I attended a church where this book was required reading. The pastors and elders were controlling, and wanted to know about everyone’s lives in detail. This book was used to deceive everyone, and get the lay members to submit. Eventually, the churches in this movement basically dissolved, and the work came to nothing. A lot of people were hurt in the process. I can’t believe this book has so many positive reviews and so few negative ones, in light of how many people it’s hurt in the past. This book was mostly based on the example set by Moses. However, Moses was a poor example for our time because He was under the Law. When Jesus established the covenant of grace, He came as a servant, though He is also our Lord. — Martin Pierce, Baltimore, MD (Amazon)

Trying not to attack those that misused its teachings, I will say that this book lay at the heart of some erroneous teachings championed by two movements, one originally based in New England (in which I had twelve years’ experience), and one based in Florida (I’ve only read about this one). It can, and has, led to a concept in which an evangelical organization becomes run from the top down, like the Roman Catholic Church. So read it and understand it, but realize that much of its teachings come from a time in the Old Testament in which God really did speak to Moses, and Moses spoke to the children of Israel. The average person back them did not have the advantage of the indwelling Holy Spirit or of the law of God written on his heart, and the canon of scripture was not yet complete. If you want to submit to a human figure in the way that the children of Israel had to in the wilderness, then you risk spending your Christian life in the wilderness. — Howard M. Merken (Amazon)

Any church that requires the reading of this book by Watchman Nee should be look twice since this book justifies authoritarian leadership system which may only lead to spiritual abuse.


Types of Churches that Abuse

There are several different types of churches that abuse people. Again, remember we are talking about groups that are otherwise generally inside the mainstream framework of Christianity.

1. Churches that are centered around a single personality. It doesn’t matter what your theology is. Lord Acton’s maxim that “Absolute power corrupts absolutely” is true inside the church, just like it is everywhere else. And in fact, being a pastor does open a variety of doors of temptation associated with power. It can easily go to your head. And you can use your influence in a variety of ways that prevent your own sins from being dealt with. For someone who is less scrupulous, this can become a gateway to true abuse.

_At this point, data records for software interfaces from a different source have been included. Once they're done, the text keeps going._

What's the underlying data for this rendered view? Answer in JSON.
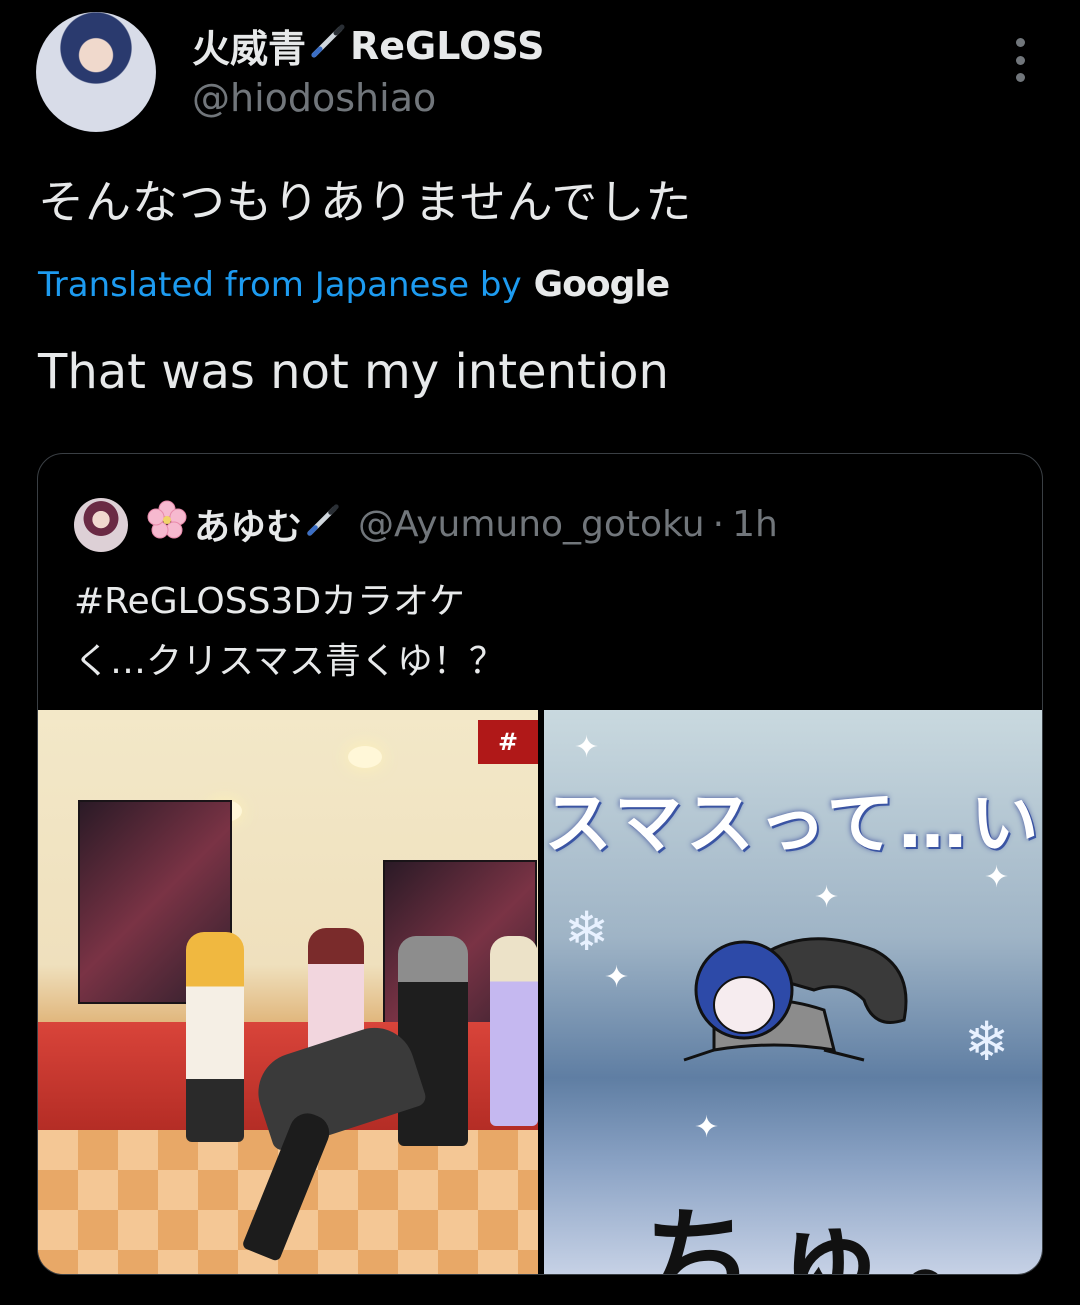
{
  "tweet": {
    "author_name": "火威青",
    "author_suffix": "ReGLOSS",
    "handle": "@hiodoshiao",
    "text_ja": "そんなつもりありませんでした",
    "translation_label": "Translated from Japanese by",
    "translation_provider": "Google",
    "text_en": "That was not my intention"
  },
  "quoted": {
    "author_name": "あゆむ",
    "handle": "@Ayumuno_gotoku",
    "separator": "·",
    "time": "1h",
    "line1": "#ReGLOSS3Dカラオケ",
    "line2": "く…クリスマス青くゆ！？",
    "media_right_overlay": "スマスって…い",
    "media_right_bottom": "ちゅ。",
    "media_left_badge": "#"
  },
  "icons": {
    "more": "more-vertical-icon",
    "pen": "pen-icon",
    "flower": "cherry-blossom-icon"
  },
  "colors": {
    "background": "#000000",
    "text": "#e7e9ea",
    "muted": "#71767b",
    "link": "#1d9bf0",
    "border": "#3a3f44"
  }
}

Recently, this clip of Baptist pastor Jim Standridge has been going around. He publicly humiliates people in the congregation from the pulpit. This is an example of an abusive system. No normal church pastor would feel the license to be so raw with his congregation. They have allowed him to gain enough power that he can do whatever he wants.  Continue reading